Your response should contain every line from the data below that holds the string "localhost".

*** DATA SUPPLIED ***

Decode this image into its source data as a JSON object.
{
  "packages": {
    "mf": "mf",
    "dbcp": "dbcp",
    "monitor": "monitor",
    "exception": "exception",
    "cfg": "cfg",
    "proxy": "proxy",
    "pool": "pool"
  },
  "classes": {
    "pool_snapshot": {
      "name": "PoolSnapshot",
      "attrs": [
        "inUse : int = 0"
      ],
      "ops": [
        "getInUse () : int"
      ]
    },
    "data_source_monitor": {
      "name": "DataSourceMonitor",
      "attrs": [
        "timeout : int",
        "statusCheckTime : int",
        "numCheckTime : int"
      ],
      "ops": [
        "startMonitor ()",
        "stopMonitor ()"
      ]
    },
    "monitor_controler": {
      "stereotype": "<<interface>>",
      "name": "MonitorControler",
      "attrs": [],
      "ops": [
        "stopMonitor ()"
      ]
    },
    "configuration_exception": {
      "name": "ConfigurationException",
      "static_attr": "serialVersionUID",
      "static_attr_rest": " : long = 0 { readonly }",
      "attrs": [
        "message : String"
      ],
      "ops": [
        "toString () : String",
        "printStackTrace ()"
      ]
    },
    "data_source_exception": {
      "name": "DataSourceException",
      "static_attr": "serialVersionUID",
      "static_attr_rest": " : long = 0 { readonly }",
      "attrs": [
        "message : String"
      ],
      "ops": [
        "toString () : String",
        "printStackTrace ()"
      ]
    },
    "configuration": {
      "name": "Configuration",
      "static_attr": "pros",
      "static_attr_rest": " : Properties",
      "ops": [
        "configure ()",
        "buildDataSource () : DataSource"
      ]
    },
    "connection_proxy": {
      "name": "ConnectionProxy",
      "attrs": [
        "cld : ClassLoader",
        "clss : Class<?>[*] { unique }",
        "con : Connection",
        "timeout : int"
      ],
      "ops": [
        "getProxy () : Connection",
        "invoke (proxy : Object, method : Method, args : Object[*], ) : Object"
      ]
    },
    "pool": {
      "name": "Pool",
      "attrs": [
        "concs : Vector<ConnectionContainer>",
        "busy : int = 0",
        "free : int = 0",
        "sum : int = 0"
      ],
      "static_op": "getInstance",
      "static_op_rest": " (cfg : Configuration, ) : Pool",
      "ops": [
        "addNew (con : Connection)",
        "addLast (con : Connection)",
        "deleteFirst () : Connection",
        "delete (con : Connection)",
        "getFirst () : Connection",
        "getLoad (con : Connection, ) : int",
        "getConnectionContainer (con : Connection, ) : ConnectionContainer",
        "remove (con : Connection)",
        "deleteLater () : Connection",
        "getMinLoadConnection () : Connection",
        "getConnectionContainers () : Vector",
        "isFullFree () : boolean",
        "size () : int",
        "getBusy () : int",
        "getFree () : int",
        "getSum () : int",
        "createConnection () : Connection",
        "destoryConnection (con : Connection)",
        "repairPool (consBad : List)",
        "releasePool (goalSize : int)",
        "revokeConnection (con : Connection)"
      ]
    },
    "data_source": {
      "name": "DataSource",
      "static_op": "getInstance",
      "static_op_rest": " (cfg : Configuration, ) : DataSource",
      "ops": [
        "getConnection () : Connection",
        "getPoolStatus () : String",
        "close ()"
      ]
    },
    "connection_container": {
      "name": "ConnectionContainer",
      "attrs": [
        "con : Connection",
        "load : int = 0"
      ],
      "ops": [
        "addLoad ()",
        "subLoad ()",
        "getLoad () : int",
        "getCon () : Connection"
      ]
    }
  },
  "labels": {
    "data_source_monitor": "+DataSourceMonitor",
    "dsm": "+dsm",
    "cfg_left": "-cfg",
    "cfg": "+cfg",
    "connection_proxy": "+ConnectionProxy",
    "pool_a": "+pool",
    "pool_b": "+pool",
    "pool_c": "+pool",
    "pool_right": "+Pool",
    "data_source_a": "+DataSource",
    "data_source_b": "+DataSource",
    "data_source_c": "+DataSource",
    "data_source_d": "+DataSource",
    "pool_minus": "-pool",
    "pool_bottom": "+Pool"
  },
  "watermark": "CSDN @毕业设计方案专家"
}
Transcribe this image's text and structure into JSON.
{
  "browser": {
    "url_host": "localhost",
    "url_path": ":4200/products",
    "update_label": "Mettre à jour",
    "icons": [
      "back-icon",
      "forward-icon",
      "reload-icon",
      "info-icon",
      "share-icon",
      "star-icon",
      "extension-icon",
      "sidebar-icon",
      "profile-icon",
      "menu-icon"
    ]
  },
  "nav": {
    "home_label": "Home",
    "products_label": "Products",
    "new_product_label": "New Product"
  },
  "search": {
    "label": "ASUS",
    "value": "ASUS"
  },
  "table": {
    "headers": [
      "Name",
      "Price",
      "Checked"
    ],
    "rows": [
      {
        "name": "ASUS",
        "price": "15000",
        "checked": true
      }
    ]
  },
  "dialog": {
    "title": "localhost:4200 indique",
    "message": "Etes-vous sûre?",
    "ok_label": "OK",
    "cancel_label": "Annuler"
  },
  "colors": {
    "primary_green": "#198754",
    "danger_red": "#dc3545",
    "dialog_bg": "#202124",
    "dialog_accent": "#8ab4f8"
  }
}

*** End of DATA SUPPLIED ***

**FINISHED EXERCISE**
    "url_host": "localhost",
    "title": "localhost:4200 indique",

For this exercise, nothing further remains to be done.